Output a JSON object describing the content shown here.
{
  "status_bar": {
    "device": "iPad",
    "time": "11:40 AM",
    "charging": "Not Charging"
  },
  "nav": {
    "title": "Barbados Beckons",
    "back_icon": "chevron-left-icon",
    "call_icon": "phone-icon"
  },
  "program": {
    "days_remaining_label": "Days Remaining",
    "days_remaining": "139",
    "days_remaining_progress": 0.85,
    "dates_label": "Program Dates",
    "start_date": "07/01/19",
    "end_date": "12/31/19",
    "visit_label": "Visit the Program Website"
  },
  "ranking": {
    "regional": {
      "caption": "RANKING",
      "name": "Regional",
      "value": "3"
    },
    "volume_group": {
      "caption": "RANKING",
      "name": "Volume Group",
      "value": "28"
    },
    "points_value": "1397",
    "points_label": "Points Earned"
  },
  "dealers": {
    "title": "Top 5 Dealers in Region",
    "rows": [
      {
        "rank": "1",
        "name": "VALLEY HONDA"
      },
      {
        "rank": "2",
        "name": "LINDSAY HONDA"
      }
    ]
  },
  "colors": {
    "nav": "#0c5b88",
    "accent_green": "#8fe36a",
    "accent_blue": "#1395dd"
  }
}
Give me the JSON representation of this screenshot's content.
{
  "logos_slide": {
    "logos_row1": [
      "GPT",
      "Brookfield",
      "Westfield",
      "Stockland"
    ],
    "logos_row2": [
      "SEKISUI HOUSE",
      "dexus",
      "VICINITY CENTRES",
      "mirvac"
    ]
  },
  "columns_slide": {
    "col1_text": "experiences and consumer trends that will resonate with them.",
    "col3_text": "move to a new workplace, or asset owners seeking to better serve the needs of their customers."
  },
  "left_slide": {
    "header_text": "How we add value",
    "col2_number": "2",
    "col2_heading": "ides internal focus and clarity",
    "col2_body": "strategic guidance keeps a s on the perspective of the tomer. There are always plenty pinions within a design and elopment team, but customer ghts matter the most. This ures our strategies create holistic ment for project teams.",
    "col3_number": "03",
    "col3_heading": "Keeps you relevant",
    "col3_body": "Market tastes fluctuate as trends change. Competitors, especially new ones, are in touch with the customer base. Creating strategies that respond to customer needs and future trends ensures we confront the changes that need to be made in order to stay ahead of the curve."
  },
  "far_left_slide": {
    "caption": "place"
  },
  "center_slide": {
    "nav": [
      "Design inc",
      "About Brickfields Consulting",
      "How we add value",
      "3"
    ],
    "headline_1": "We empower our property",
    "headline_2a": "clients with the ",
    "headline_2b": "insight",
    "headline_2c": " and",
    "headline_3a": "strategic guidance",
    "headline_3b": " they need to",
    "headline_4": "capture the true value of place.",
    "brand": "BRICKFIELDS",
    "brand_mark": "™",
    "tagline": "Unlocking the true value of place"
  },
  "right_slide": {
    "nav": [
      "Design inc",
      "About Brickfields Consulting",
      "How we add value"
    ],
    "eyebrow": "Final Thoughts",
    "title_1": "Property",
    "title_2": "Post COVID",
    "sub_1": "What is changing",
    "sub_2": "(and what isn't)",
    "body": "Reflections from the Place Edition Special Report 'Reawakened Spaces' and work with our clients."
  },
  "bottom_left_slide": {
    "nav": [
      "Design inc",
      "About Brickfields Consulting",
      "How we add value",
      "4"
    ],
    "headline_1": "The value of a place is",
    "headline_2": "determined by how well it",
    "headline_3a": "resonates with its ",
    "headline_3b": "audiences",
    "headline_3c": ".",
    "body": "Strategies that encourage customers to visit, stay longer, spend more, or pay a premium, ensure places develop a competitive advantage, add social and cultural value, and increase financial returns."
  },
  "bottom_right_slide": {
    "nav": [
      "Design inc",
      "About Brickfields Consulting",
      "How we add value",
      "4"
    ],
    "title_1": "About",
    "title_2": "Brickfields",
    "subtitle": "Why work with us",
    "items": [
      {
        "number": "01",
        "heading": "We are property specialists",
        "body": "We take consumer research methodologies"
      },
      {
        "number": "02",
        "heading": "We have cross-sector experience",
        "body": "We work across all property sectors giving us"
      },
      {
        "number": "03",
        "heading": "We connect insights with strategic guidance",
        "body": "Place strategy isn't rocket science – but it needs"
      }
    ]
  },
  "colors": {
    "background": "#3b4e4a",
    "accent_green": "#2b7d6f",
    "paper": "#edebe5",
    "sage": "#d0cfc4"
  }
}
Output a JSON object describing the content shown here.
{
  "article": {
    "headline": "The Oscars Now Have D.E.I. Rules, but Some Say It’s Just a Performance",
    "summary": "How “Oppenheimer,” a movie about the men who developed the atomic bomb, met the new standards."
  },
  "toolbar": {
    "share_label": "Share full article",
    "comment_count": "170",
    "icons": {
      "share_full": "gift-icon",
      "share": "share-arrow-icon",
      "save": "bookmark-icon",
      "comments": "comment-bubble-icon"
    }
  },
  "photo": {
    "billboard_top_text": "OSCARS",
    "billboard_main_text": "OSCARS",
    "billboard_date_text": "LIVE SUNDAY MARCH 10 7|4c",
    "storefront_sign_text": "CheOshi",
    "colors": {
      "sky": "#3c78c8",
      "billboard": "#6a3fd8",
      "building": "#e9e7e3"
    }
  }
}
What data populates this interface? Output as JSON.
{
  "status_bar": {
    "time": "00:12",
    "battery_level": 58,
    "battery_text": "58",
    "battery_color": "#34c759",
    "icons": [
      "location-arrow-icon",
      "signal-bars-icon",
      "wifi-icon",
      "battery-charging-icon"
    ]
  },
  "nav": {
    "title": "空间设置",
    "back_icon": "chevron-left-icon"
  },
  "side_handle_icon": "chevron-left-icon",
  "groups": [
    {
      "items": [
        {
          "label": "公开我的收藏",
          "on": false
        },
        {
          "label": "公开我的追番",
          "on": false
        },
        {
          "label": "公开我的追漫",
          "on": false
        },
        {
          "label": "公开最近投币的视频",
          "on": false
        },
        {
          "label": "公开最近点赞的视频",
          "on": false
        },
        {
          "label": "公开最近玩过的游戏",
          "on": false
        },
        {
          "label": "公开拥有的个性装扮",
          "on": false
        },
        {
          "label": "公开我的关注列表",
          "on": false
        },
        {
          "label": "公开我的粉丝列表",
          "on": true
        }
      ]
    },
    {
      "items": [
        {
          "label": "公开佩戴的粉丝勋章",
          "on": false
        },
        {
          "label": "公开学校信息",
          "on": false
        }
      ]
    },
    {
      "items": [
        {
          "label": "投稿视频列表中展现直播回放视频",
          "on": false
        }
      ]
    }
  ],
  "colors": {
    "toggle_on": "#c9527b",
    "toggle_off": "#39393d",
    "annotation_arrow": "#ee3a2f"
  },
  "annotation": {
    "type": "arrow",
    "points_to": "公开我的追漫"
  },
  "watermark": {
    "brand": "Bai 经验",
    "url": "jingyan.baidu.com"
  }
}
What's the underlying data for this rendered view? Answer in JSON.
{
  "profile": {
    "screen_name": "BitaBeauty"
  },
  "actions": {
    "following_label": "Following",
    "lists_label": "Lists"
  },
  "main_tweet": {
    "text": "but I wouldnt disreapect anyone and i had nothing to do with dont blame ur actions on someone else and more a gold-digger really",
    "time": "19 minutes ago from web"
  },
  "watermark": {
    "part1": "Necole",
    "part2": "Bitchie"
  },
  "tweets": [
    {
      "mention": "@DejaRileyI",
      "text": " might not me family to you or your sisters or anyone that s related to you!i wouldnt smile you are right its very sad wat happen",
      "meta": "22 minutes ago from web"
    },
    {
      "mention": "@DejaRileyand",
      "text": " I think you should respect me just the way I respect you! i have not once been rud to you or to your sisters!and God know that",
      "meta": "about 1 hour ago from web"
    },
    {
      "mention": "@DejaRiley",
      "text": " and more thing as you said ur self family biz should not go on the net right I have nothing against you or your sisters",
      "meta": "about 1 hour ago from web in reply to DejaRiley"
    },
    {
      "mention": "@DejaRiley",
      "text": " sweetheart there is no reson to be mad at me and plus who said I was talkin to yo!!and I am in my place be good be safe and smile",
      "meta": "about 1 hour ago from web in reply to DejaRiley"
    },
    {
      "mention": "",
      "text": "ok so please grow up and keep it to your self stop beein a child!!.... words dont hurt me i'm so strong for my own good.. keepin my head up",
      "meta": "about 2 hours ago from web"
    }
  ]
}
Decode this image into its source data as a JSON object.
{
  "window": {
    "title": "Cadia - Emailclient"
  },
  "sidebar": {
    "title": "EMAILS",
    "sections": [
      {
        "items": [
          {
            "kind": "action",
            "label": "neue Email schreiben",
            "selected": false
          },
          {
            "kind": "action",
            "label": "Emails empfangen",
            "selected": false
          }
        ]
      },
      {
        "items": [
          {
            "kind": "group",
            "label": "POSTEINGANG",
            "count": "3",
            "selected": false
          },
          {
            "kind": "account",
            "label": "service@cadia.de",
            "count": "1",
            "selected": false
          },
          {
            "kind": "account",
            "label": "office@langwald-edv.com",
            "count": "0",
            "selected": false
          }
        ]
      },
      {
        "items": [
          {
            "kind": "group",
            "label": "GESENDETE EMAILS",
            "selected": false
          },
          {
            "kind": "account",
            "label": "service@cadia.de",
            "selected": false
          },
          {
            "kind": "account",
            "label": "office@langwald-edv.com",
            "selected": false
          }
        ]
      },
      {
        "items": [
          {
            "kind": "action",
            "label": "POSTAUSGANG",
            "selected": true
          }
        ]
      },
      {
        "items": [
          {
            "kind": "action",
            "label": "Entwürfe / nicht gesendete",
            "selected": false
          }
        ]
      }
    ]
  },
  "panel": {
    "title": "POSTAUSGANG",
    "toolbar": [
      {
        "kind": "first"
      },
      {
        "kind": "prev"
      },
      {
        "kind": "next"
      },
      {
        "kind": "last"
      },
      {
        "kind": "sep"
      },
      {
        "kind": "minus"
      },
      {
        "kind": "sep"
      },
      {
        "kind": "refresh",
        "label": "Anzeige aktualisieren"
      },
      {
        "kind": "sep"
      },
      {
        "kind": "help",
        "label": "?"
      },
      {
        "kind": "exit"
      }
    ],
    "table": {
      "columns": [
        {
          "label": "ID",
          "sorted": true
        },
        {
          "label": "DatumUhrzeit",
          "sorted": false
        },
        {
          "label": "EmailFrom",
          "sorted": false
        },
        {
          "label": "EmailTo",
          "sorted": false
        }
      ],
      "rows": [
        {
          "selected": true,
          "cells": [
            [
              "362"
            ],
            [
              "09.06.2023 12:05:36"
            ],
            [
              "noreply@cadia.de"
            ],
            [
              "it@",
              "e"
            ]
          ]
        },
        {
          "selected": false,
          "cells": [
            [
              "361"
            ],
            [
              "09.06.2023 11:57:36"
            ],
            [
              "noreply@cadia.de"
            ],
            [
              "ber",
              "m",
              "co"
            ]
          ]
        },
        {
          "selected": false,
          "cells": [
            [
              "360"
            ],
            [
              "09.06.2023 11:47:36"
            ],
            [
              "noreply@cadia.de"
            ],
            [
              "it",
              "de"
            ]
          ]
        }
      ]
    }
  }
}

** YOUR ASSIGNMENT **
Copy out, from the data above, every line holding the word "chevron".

** RESPONSE **
    "back_icon": "chevron-left-icon",
    "back_icon": "chevron-left-icon"
  "side_handle_icon": "chevron-left-icon",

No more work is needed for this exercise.